Your instructions: Each line in the records that mentions the word "JSON" needs to be listed.

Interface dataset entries
● ● ● ● ● ● ●

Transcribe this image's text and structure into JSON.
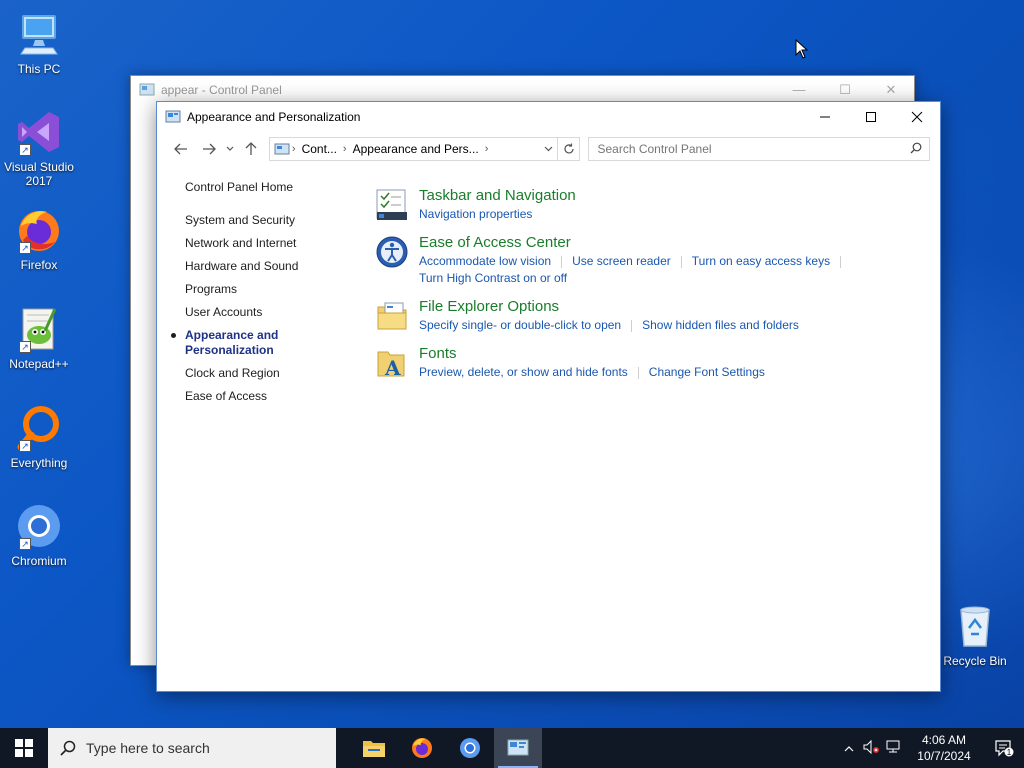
{
  "desktop": {
    "icons": [
      {
        "label": "This PC",
        "icon": "computer-icon"
      },
      {
        "label": "Visual Studio 2017",
        "icon": "visual-studio-icon"
      },
      {
        "label": "Firefox",
        "icon": "firefox-icon"
      },
      {
        "label": "Notepad++",
        "icon": "notepadpp-icon"
      },
      {
        "label": "Everything",
        "icon": "everything-icon"
      },
      {
        "label": "Chromium",
        "icon": "chromium-icon"
      },
      {
        "label": "Recycle Bin",
        "icon": "recycle-bin-icon"
      }
    ]
  },
  "back_window": {
    "title": "appear - Control Panel"
  },
  "window": {
    "title": "Appearance and Personalization",
    "breadcrumb": [
      "Cont...",
      "Appearance and Pers..."
    ],
    "search_placeholder": "Search Control Panel",
    "sidebar": {
      "home": "Control Panel Home",
      "items": [
        "System and Security",
        "Network and Internet",
        "Hardware and Sound",
        "Programs",
        "User Accounts",
        "Appearance and Personalization",
        "Clock and Region",
        "Ease of Access"
      ],
      "active_index": 5
    },
    "sections": [
      {
        "heading": "Taskbar and Navigation",
        "icon": "taskbar-icon",
        "links": [
          "Navigation properties"
        ]
      },
      {
        "heading": "Ease of Access Center",
        "icon": "ease-of-access-icon",
        "links": [
          "Accommodate low vision",
          "Use screen reader",
          "Turn on easy access keys",
          "Turn High Contrast on or off"
        ]
      },
      {
        "heading": "File Explorer Options",
        "icon": "folder-options-icon",
        "links": [
          "Specify single- or double-click to open",
          "Show hidden files and folders"
        ]
      },
      {
        "heading": "Fonts",
        "icon": "fonts-icon",
        "links": [
          "Preview, delete, or show and hide fonts",
          "Change Font Settings"
        ]
      }
    ]
  },
  "taskbar": {
    "search_placeholder": "Type here to search",
    "time": "4:06 AM",
    "date": "10/7/2024",
    "notification_count": "1"
  }
}
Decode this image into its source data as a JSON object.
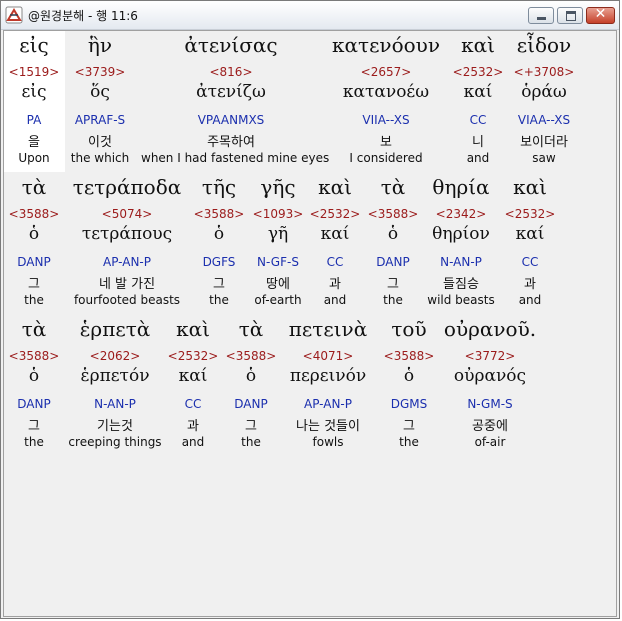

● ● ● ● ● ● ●

Answer box:
Transcribe this image's text and structure into JSON.
Decode this image into its source data as a JSON object.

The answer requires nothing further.